The Barses were convicted of neglect in 4-year-old Anthony Bars' death in 2002. They also were found responsible for dehydrating and beating Latoya, who is now called by her birth name, Knoiya. The Barses have received prison sentences.
Moore's other failures, prosecutors say, included knowingly offering false documents to a judge; failing to stop the adoption process; failing to inform the twins' foster mother, Florence Hurst, of her right to contest the adoption; and falsely identifying the Barses as being related to the twins. Relatives receive preferential treatment in adopting children who are in state care.
Defense attorney Jack Crawford called Moore a scapegoat for a system that offers almost no protection for children in its care.
"She is very pleased that the jury found her not guilty of hurting those children, and that was the most important part of the case," Crawford said.
"I think this verdict does send a message that the responsibility for the death of little Anthony Bars doesn't rest with Denise Moore. It rests with the agency, and many people share responsibility for this tragedy."
Moore declined to comment after the trial, but family members and friends had mixed reactions to the verdict.
"The Lord's will has been done," said family friend Elise Brown. "We know, they know and she knows what really went on. Hopefully, this trial will give people a chance to look at the system and revamp it. I'm just sad Denise had to be the one to take the fall."
Moore's aunt, Shirley Williams, said her niece loves children.
"I think justice was not served to my niece. Someone else is at fault for what happened to those children. She should not be their scapegoat," said Williams. "This is a political trial. One person in an organization is not responsible for a whole organization."
Crawford's $150-an-hour legal fees are being paid by the Family and Social Services Administration, which has a policy of picking up the tab when its workers are charged with a job-related crime.
Crawford derided the agency's managers, referring to them as "bobble heads" and "trained monkeys."
"If she is convicted, things will go on as usual in the Marion County Office of Family and Children," Crawford told jurors during closing arguments. "All the bobble heads will skate, and there will be other instances, and it will happen again, and they will say the same things. The person at the bottom of the hill has it all roll down on them, and that's not fair."
Crawford said the entire system is to blame for the pain endured by the twins.
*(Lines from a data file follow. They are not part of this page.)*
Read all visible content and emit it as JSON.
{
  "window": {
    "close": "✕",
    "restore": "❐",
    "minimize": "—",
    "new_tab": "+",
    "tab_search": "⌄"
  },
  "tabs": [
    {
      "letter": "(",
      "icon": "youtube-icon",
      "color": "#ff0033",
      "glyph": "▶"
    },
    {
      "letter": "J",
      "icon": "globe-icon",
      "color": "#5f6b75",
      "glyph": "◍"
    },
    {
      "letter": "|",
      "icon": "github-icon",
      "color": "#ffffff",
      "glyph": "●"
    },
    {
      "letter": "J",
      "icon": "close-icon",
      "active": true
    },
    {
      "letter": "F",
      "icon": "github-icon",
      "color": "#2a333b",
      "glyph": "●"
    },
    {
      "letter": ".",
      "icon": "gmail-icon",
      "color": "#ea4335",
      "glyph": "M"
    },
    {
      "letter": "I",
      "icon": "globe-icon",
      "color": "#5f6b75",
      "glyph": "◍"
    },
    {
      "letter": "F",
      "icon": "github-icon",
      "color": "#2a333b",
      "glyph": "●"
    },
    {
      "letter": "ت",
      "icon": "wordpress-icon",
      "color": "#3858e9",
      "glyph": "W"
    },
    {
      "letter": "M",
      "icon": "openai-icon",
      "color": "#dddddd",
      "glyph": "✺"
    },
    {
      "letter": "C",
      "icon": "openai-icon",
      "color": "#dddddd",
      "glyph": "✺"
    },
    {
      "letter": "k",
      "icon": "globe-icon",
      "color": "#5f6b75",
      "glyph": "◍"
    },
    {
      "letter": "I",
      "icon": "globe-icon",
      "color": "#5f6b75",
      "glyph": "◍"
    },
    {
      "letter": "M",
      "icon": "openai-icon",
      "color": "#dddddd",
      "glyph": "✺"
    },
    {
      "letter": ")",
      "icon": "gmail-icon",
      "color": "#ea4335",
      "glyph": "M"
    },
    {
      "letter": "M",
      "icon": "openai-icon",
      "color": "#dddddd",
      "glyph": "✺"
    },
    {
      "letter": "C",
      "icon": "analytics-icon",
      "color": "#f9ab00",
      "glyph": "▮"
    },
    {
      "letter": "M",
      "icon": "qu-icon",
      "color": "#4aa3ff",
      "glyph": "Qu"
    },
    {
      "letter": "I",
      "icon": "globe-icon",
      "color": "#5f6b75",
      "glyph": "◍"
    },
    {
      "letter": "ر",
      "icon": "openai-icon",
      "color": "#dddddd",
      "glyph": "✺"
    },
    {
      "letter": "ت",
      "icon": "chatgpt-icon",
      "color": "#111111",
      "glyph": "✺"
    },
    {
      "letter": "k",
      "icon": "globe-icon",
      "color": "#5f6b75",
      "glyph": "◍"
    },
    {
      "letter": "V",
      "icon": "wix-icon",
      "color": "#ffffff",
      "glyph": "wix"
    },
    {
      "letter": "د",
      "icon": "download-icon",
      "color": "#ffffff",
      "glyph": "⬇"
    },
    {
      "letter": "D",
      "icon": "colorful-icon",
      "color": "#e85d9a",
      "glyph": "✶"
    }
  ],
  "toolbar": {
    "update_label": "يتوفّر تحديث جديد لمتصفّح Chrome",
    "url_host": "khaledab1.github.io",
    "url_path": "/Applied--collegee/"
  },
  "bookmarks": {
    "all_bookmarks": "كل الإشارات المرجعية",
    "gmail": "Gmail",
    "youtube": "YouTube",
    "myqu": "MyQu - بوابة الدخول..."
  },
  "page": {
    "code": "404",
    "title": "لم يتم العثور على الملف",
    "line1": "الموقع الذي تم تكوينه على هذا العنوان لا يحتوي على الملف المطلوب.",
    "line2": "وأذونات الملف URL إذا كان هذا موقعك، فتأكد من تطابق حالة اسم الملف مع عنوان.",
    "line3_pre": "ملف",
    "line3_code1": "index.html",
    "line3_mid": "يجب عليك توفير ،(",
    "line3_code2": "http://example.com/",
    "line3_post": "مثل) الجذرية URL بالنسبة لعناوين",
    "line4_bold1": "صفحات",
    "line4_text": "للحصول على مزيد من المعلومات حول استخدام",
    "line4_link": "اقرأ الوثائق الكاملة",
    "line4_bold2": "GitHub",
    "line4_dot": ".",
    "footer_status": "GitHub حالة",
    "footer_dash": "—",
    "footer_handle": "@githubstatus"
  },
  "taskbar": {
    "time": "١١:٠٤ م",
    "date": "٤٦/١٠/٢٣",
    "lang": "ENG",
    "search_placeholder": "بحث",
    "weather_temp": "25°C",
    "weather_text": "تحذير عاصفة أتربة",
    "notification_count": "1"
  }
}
"The trash can of garbage in that agency is bigger than this room," Crawford said. "They want to take that trash can and dump it on this lady."
Star reporter Tim Evans contributed to this report.
Addendum: This conviction was overturned on appeal.